• **WHAT IS NEEDED**: Every line that holds the word "Saídas" needs to be copied from the data below.

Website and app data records
********

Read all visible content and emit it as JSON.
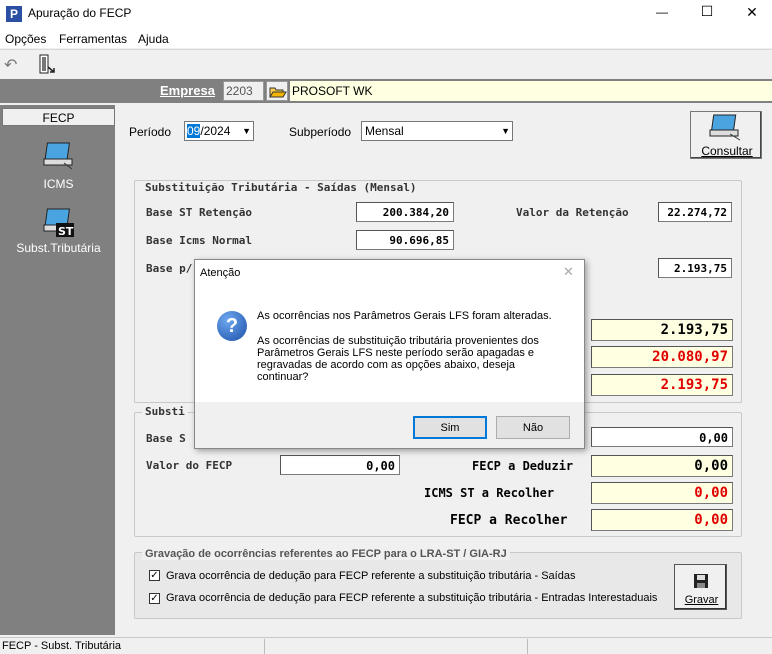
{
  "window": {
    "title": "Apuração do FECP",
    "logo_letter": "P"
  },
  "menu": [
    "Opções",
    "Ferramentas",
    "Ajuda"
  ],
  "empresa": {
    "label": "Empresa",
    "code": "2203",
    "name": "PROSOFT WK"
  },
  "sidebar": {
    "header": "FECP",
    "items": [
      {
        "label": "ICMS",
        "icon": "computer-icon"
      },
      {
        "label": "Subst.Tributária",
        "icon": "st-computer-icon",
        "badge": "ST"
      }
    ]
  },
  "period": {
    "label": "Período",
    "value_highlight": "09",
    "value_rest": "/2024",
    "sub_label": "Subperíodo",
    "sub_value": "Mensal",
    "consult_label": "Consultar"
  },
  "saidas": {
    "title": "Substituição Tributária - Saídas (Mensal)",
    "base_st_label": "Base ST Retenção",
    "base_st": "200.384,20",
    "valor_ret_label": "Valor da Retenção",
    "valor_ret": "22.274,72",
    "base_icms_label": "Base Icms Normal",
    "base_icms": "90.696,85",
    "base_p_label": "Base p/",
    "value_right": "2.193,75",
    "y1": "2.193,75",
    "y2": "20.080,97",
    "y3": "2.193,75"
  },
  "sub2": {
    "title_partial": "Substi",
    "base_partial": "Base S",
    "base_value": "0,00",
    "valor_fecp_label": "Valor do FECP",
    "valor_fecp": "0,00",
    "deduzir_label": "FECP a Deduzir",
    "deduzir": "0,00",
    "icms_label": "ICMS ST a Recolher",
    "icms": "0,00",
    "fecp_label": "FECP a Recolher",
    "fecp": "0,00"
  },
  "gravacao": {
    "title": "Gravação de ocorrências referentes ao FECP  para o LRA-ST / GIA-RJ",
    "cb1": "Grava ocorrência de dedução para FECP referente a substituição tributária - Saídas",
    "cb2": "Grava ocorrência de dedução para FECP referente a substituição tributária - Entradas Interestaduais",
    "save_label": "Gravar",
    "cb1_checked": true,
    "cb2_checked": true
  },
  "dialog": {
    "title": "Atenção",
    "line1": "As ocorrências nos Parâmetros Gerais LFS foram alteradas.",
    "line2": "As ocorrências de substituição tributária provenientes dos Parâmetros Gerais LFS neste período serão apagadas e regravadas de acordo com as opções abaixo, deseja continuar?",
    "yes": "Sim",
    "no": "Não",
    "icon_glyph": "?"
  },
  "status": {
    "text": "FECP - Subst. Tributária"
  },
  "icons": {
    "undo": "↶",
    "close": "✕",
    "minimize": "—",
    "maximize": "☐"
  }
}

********

• **OUTPUT BELOW**:
    "title": "Substituição Tributária - Saídas (Mensal)",
    "cb1": "Grava ocorrência de dedução para FECP referente a substituição tributária - Saídas",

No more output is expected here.